For those who find poetic forms a source of inspiration, there is one that has been called the “little sonnet” that bears scrutiny in this series on sonnets. Even though it does not have some key characteristics of the sonnet form, namely fourteen-lines in length or a twofold nature separated by a turn or volta. Arguably, it has a long track record of expressive power and popularity, which is where it gains comparison with the sonnet.
The decima denotes a ten-line stanza, and more specifically references an old Spanish / Portuguese form often attributed to Vicente Espinel (1550 – 1624) so sometimes called the decima espinela. Each line has eight syllables, so think tetrameter rather than pentameter.
It is in two stanzas rhymed ABBA ACCDDC. There is also a decima italiana rhymed ABABC DEDEC.
More extended forms can be created with several decimas in sequence with a leading quatrain. One could, I suppose, create a fourteen-liner with just a quatrain and a decima.

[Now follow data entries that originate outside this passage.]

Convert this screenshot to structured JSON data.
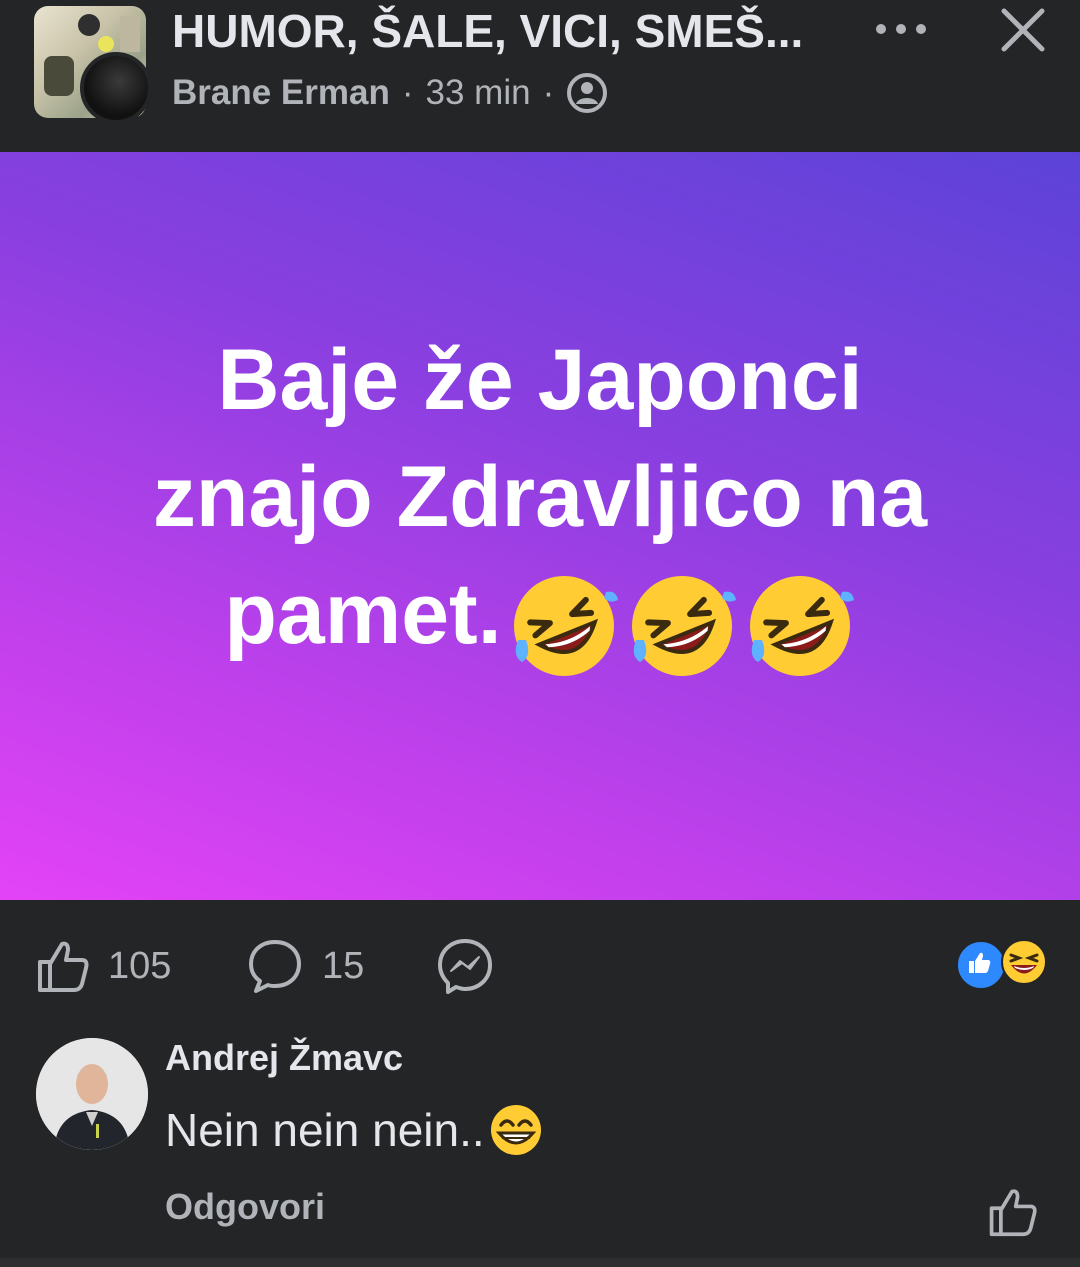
{
  "header": {
    "group_title": "HUMOR, ŠALE, VICI, SMEŠ...",
    "author": "Brane Erman",
    "time": "33 min",
    "separator": "·"
  },
  "post": {
    "text_line1": "Baje že Japonci",
    "text_line2": "znajo Zdravljico na",
    "text_line3": "pamet.",
    "emoji": "rolling-on-floor-laughing",
    "emoji_count": 3,
    "background_colors": [
      "#e343f6",
      "#5c43d8"
    ]
  },
  "actions": {
    "like_count": "105",
    "comment_count": "15",
    "reactions": [
      "like",
      "haha"
    ]
  },
  "comment": {
    "author": "Andrej Žmavc",
    "text": "Nein nein nein..",
    "reply_label": "Odgovori"
  },
  "colors": {
    "background": "#242526",
    "text_primary": "#e4e6eb",
    "text_secondary": "#b0b3b8",
    "like_blue": "#2e89ff"
  }
}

There are many examples in contemporary poetry where a form with a prescribed line length is written with varied line lengths, so this should be possible with the decima form too, opening up new expressive possibilities with different line breaks.

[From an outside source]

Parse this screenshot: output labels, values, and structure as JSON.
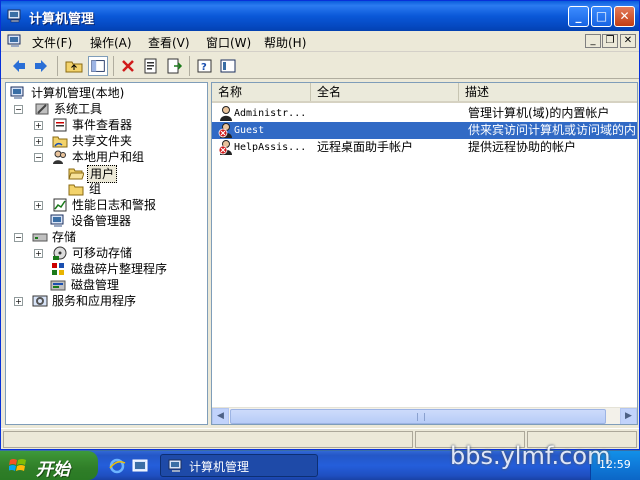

I understand that the Decima is a very popular form in some Latin countries, both as written and as a spoken word form. This highlights the song-like nature of the form.
For my research, I have read several examples in English and tried to write a couple of these to get the feel of it. I have tried the form as two sets of enclosing rhymes: ABBAA CCDDC. My conclusion is that the creation process does feel like that of a miniature sonnet and the results are pleasing enough. There’s not much space to play with, say, for narrative poems as there is only 80/140 or just under 60% of the syllables available in a sonnet. For me it demonstrates another data point or ranging shot as to how ideal the fourteen-line form is. It also seems to suit a lighter form of verse, rather than the heavier themes addressed by sonneteers, such as loss or life events.

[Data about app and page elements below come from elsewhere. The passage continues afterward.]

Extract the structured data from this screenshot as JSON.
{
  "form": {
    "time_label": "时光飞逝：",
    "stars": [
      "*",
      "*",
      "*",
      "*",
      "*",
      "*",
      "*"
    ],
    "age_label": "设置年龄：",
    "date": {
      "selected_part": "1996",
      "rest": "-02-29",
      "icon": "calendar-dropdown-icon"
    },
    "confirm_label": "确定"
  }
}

Anyway, I will take my sample poems along to a workshop and see who likes it. So, is this form a “little sonnet” in my opinion?
FOR: Concision of expression. A heritage associated with song. Long and proven track record.
AGAINST: Although twofold in nature, it does not have a turn where one might be expected in a typical sonnet. Reduced scope for description or narrative. May suit more slender themes. There is a perfect-ness about the fourteen-line length that is lost with the Decima.
[Source: Princeton Encyclopedia of Poetics and Poetry, Greene and Cushman]